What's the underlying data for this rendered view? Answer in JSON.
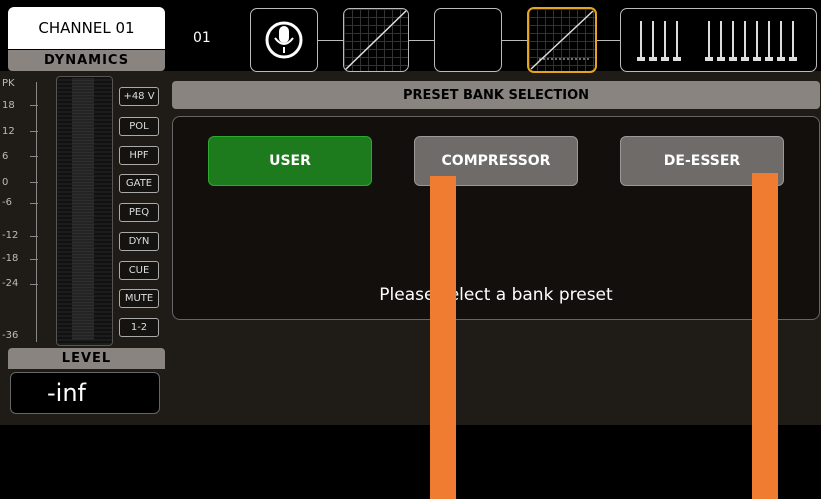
{
  "channel": {
    "name": "CHANNEL 01",
    "number": "01",
    "section": "DYNAMICS"
  },
  "meter": {
    "scale": [
      "PK",
      "18",
      "12",
      "6",
      "0",
      "-6",
      "-12",
      "-18",
      "-24",
      "-36"
    ],
    "level_label": "LEVEL",
    "level_value": "-inf"
  },
  "strip_buttons": [
    "+48 V",
    "POL",
    "HPF",
    "GATE",
    "PEQ",
    "DYN",
    "CUE",
    "MUTE",
    "1-2"
  ],
  "preset": {
    "header": "PRESET BANK SELECTION",
    "banks": [
      "USER",
      "COMPRESSOR",
      "DE-ESSER"
    ],
    "prompt": "Please select a bank preset"
  },
  "icons": {
    "mic": "microphone-icon"
  },
  "colors": {
    "selected": "#e6a51e",
    "user_bank": "#1d7a1d",
    "overlay": "#ef7c30"
  }
}
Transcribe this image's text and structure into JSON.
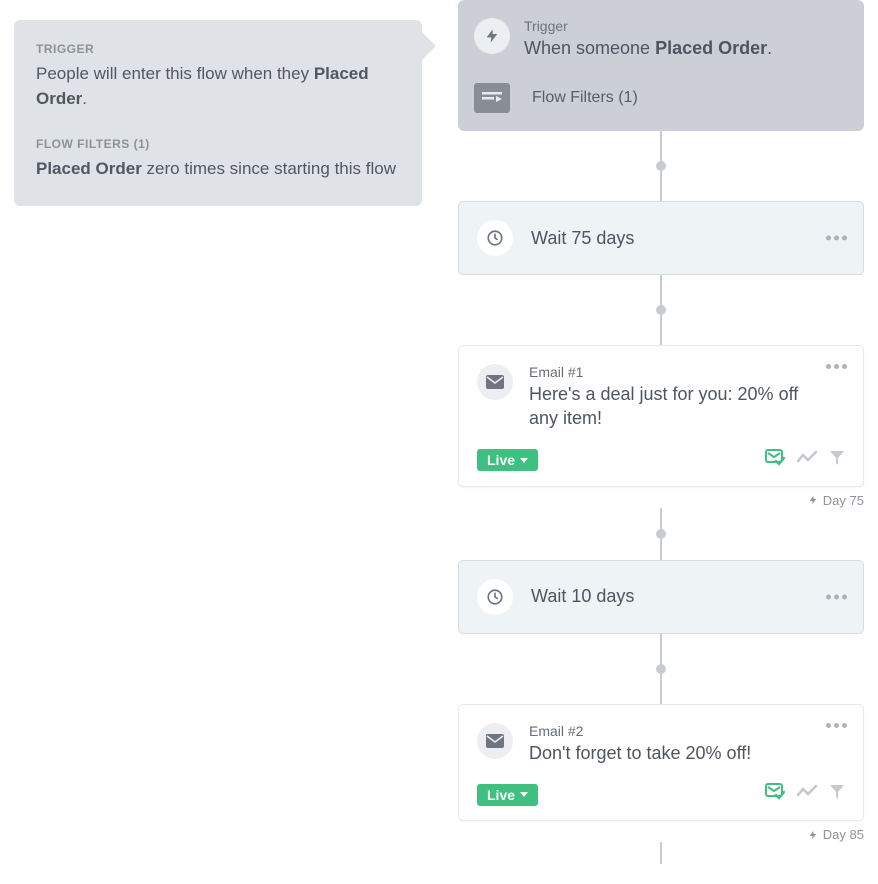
{
  "leftPanel": {
    "triggerLabel": "TRIGGER",
    "triggerTextPrefix": "People will enter this flow when they ",
    "triggerEvent": "Placed Order",
    "filterLabel": "FLOW FILTERS (1)",
    "filterEvent": "Placed Order",
    "filterTextSuffix": " zero times since starting this flow"
  },
  "flow": {
    "trigger": {
      "label": "Trigger",
      "descPrefix": "When someone ",
      "descEvent": "Placed Order",
      "filtersText": "Flow Filters (1)"
    },
    "steps": [
      {
        "type": "wait",
        "text": "Wait 75 days"
      },
      {
        "type": "email",
        "label": "Email #1",
        "title": "Here's a deal just for you: 20% off any item!",
        "status": "Live",
        "dayTag": "Day 75"
      },
      {
        "type": "wait",
        "text": "Wait 10 days"
      },
      {
        "type": "email",
        "label": "Email #2",
        "title": "Don't forget to take 20% off!",
        "status": "Live",
        "dayTag": "Day 85"
      }
    ]
  }
}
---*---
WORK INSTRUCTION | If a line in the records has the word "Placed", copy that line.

REPLY TO THE EXERCISE |
    "triggerEvent": "Placed Order",
    "filterEvent": "Placed Order",
      "descEvent": "Placed Order",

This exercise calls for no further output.